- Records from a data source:
*** Block opens ***

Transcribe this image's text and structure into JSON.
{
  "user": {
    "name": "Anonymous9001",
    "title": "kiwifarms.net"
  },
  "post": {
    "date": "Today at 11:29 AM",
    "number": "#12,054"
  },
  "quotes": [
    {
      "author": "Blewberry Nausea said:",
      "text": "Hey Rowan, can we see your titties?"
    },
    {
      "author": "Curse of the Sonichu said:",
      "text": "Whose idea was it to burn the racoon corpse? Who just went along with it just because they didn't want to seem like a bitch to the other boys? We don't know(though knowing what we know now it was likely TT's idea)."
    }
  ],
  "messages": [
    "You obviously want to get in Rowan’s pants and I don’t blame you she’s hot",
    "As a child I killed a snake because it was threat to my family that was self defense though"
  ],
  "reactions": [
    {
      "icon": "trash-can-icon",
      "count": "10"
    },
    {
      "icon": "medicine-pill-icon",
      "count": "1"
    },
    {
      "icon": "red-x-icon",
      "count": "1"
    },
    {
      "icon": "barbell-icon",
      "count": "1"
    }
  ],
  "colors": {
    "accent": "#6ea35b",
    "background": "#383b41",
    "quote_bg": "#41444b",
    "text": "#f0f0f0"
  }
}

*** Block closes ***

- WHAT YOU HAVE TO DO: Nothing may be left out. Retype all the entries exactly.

- RESPONSE BELOW:
Transcribe this image's text and structure into JSON.
{
  "user": {
    "name": "Anonymous9001",
    "title": "kiwifarms.net"
  },
  "post": {
    "date": "Today at 11:29 AM",
    "number": "#12,054"
  },
  "quotes": [
    {
      "author": "Blewberry Nausea said:",
      "text": "Hey Rowan, can we see your titties?"
    },
    {
      "author": "Curse of the Sonichu said:",
      "text": "Whose idea was it to burn the racoon corpse? Who just went along with it just because they didn't want to seem like a bitch to the other boys? We don't know(though knowing what we know now it was likely TT's idea)."
    }
  ],
  "messages": [
    "You obviously want to get in Rowan’s pants and I don’t blame you she’s hot",
    "As a child I killed a snake because it was threat to my family that was self defense though"
  ],
  "reactions": [
    {
      "icon": "trash-can-icon",
      "count": "10"
    },
    {
      "icon": "medicine-pill-icon",
      "count": "1"
    },
    {
      "icon": "red-x-icon",
      "count": "1"
    },
    {
      "icon": "barbell-icon",
      "count": "1"
    }
  ],
  "colors": {
    "accent": "#6ea35b",
    "background": "#383b41",
    "quote_bg": "#41444b",
    "text": "#f0f0f0"
  }
}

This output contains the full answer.